##### Lemma10.8

The alternating group \(A_n\) is generated by \(3\)-cycles for \(n \geq 3\).

Of special interest are groups with no nontrivial normal subgroups. Such groups are called *simple groups*. Of course, we already have a whole class of examples of simple groups, \({\mathbb Z}_p\), where \(p\) is prime. These groups are trivially simple since they have no proper subgroups other than the subgroup consisting solely of the identity. Other examples of simple groups are not so easily found.

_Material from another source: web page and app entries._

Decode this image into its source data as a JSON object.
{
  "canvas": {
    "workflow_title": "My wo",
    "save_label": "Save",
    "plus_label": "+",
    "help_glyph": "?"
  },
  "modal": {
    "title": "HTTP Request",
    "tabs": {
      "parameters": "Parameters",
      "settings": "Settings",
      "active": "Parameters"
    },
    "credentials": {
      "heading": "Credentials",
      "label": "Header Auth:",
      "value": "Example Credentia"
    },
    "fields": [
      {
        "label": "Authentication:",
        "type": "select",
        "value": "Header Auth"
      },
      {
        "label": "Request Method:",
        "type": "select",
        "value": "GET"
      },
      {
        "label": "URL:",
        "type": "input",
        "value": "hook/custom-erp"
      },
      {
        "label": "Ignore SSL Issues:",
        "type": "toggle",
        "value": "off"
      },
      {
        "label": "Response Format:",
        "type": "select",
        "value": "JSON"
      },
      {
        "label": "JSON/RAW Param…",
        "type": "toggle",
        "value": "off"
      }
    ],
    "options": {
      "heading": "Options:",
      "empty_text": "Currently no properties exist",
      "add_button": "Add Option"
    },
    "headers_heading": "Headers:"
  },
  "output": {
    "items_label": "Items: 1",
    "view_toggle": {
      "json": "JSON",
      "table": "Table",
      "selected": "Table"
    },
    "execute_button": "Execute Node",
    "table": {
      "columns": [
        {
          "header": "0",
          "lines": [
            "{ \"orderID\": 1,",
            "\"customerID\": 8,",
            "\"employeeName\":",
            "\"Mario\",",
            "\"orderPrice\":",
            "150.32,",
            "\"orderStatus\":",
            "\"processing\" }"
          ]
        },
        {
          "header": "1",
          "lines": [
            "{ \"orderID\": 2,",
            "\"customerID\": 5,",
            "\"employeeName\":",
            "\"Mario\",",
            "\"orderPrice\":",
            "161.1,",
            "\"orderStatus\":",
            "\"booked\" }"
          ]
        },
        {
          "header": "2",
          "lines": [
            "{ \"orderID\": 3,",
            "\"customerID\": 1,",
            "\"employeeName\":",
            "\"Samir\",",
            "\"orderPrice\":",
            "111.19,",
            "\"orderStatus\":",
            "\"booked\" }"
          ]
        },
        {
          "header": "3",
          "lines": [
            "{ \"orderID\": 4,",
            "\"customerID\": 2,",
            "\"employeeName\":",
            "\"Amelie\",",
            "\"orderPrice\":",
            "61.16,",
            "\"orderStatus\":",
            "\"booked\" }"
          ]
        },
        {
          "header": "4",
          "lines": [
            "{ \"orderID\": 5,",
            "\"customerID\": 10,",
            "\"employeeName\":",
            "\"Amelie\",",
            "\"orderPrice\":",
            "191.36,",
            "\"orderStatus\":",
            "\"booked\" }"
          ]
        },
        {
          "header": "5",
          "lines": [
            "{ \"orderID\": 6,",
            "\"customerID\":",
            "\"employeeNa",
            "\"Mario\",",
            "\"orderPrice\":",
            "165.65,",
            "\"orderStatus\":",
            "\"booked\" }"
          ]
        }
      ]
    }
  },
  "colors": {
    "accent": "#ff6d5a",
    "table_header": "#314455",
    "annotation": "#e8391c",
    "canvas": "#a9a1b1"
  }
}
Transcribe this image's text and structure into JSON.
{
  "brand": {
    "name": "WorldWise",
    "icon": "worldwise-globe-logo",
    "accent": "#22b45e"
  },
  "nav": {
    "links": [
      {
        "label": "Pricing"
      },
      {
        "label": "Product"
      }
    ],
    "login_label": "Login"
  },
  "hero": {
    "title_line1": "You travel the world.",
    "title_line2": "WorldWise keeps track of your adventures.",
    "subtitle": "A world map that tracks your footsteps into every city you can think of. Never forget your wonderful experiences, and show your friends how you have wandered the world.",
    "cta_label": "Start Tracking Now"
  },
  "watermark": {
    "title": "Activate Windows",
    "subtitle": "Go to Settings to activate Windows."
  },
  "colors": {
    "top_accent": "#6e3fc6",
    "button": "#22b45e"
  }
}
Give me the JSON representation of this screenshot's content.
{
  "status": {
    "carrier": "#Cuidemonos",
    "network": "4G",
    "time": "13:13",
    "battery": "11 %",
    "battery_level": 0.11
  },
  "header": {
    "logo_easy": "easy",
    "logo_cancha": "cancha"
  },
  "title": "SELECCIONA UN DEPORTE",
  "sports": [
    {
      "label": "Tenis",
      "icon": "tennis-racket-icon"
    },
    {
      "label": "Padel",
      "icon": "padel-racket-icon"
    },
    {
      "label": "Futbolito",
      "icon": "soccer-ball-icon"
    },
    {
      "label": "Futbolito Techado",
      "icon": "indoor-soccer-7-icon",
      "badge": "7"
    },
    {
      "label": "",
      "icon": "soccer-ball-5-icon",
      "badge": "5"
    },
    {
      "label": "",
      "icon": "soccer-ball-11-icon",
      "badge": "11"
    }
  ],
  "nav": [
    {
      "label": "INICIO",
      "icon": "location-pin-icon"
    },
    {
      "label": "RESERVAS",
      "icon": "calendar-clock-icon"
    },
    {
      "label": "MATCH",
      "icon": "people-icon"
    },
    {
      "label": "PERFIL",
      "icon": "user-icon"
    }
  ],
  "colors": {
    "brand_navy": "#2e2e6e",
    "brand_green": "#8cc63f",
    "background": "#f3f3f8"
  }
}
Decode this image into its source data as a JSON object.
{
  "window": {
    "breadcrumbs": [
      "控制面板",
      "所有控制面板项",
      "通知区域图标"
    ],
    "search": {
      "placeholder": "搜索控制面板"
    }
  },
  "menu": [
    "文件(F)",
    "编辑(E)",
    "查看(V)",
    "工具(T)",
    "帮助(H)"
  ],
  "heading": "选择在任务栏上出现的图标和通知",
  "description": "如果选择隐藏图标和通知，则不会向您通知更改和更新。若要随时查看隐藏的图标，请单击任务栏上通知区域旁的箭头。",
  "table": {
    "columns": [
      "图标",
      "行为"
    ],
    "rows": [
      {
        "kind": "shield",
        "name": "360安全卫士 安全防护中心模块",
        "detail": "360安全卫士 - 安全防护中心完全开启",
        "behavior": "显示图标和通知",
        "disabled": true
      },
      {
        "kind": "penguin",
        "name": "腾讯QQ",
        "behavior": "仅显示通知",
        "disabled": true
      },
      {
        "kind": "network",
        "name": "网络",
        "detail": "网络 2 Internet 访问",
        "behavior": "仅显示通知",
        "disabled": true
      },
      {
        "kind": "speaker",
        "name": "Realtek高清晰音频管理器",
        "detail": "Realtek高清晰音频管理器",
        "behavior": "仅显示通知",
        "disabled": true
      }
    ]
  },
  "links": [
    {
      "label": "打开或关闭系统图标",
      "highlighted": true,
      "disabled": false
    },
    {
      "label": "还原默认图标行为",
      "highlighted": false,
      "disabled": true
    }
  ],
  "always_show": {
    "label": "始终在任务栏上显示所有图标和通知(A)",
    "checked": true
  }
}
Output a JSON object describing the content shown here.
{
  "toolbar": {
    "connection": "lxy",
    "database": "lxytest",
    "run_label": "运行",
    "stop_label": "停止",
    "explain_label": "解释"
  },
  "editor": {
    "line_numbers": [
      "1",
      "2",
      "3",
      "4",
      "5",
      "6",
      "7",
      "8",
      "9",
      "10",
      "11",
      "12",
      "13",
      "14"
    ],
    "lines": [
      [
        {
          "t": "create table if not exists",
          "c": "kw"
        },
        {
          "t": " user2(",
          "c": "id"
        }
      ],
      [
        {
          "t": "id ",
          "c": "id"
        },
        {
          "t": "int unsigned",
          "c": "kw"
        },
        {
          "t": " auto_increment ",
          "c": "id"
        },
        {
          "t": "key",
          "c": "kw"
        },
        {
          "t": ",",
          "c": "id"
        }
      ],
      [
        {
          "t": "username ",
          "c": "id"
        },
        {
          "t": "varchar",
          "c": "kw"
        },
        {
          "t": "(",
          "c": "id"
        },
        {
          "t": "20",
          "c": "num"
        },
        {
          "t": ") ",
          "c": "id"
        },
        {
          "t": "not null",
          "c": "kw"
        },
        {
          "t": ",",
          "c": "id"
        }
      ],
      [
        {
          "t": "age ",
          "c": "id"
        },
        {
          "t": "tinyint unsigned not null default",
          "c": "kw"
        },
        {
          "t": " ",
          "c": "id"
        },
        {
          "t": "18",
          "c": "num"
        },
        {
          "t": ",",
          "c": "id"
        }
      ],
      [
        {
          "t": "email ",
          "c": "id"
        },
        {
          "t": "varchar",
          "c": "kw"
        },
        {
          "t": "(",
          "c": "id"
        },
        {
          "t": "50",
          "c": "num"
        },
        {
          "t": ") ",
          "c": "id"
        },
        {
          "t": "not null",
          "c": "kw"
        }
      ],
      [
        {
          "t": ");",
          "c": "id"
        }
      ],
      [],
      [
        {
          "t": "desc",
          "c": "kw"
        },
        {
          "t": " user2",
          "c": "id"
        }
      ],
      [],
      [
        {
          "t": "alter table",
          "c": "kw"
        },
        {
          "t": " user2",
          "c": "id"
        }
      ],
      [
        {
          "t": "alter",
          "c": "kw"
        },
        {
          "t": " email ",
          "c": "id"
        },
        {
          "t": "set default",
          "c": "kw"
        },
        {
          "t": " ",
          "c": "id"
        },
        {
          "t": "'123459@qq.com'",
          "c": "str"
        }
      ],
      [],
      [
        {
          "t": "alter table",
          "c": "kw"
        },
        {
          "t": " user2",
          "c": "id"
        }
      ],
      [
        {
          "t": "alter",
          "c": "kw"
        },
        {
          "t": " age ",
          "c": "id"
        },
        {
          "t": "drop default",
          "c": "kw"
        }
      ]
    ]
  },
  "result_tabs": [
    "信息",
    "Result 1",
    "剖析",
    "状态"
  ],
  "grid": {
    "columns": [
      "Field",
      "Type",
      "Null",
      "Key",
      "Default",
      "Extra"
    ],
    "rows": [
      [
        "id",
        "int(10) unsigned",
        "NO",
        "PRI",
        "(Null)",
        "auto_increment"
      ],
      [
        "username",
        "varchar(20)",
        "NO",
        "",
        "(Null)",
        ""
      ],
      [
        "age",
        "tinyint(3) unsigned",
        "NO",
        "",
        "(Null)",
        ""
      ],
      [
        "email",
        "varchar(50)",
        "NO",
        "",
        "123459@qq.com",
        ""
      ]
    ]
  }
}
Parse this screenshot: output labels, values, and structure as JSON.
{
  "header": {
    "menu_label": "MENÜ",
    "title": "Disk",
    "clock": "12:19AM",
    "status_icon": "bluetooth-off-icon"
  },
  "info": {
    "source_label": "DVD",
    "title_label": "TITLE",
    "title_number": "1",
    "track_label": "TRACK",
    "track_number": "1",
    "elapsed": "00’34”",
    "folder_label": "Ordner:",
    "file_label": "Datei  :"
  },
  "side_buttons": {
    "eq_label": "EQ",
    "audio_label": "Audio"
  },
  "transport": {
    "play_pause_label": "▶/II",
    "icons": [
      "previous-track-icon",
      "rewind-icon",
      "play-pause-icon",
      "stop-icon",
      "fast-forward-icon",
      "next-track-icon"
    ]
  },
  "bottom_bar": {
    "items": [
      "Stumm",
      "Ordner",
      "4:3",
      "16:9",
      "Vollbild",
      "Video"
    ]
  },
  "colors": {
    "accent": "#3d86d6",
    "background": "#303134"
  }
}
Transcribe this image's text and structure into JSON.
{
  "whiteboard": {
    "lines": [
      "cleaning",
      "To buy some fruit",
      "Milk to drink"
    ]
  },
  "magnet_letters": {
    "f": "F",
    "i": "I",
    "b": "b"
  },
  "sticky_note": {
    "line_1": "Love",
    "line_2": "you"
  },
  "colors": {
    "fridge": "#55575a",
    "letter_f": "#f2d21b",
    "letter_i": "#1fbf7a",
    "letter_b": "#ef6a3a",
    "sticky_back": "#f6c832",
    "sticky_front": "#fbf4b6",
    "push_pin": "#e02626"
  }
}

We can, however, show that the alternating group, \(A_n\), is simple for \(n \geq 5\). The proof of this result requires several lemmas.

The alternating group \(A_n\) is generated by \(3\)-cycles for \(n \geq 3\).

Let \(N\) be a normal subgroup of \(A_n\), where \(n \geq 3\). If \(N\) contains a \(3\)-cycle, then \(N = A_n\).

For \(n \geq 5\), every nontrivial normal subgroup \(N\) of \(A_n\) contains a \(3\)-cycle.

The alternating group, \(A_n\), is simple for \(n \geq 5\).

One of the foremost problems of group theory has been to classify all simple finite groups. This problem is over a century old and has been solved only in the last few decades of the twentieth century. In a sense, finite simple groups are the building blocks of all finite groups. The first nonabelian simple groups to be discovered were the alternating groups. Galois was the first to prove that \(A_5\) was simple. Later, mathematicians such as C. Jordan and L. E. Dickson found several infinite families of matrix groups that were simple. Other families of simple groups were discovered in the 1950s. At the turn of the century, William Burnside conjectured that all nonabelian simple groups must have even order. In 1963, W. Feit and J. Thompson proved Burnside's conjecture and published their results in the paper “Solvability of Groups of Odd Order,” which appeared in the Pacific Journal of Mathematics. Their proof, running over 250 pages, gave impetus to a program in the 1960s and 1970s to classify all finite simple groups. Daniel Gorenstein was the organizer of this remarkable effort. One of the last simple groups was the “Monster,” discovered by R. Greiss. The Monster, a 196,833\(\times\)196,833 matrix group, is one of the 26 sporadic, or special, simple groups. These sporadic simple groups are groups that fit into no infinite family of simple groups. Some of the sporadic groups play an important role in physics.